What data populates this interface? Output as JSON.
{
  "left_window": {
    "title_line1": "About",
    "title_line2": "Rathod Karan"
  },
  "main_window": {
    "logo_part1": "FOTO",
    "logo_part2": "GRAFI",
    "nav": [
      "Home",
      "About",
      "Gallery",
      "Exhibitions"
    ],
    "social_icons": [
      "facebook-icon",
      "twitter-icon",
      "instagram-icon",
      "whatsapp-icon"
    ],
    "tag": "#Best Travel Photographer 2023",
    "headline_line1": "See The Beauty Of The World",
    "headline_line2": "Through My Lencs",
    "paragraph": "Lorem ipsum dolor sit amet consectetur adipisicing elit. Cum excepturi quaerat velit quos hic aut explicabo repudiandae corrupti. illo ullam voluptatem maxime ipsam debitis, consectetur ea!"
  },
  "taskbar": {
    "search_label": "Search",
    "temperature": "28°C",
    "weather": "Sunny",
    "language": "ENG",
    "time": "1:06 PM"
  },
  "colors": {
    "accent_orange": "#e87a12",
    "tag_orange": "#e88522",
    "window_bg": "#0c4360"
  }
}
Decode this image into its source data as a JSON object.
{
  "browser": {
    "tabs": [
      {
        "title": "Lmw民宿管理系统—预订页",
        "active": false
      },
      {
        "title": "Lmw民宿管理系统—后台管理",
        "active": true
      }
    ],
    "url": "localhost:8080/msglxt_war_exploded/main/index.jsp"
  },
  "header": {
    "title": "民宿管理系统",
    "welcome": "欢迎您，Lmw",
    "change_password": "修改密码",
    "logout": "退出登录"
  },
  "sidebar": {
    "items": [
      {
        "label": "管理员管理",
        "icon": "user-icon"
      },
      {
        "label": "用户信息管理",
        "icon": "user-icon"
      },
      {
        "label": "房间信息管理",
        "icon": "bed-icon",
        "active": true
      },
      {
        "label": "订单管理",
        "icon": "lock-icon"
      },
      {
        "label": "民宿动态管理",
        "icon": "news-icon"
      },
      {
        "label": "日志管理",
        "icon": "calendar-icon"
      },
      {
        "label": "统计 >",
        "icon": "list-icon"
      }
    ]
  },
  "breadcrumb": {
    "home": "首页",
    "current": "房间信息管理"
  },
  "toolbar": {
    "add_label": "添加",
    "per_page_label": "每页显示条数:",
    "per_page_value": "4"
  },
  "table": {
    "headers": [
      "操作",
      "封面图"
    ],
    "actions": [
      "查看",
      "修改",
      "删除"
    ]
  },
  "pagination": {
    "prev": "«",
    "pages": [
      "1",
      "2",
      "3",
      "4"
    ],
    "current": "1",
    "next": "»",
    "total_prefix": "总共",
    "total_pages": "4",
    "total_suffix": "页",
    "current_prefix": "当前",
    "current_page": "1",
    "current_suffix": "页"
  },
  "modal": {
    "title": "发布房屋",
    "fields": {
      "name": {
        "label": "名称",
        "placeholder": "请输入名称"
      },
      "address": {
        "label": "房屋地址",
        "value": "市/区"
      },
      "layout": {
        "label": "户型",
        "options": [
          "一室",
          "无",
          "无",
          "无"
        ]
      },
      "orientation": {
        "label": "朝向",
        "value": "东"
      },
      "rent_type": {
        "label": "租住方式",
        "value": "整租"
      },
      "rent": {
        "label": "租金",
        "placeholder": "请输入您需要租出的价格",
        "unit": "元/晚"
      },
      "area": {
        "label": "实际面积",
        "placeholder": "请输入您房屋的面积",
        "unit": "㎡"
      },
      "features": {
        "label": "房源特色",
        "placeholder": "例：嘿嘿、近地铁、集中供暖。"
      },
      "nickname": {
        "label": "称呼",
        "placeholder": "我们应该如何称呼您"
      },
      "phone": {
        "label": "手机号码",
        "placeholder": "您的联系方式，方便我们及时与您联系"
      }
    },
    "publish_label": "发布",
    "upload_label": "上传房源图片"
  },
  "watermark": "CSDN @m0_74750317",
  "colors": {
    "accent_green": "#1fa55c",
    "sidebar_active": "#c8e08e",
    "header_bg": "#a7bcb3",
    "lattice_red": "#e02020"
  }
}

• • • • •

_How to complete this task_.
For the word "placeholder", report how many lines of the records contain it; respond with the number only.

_Result below_.
6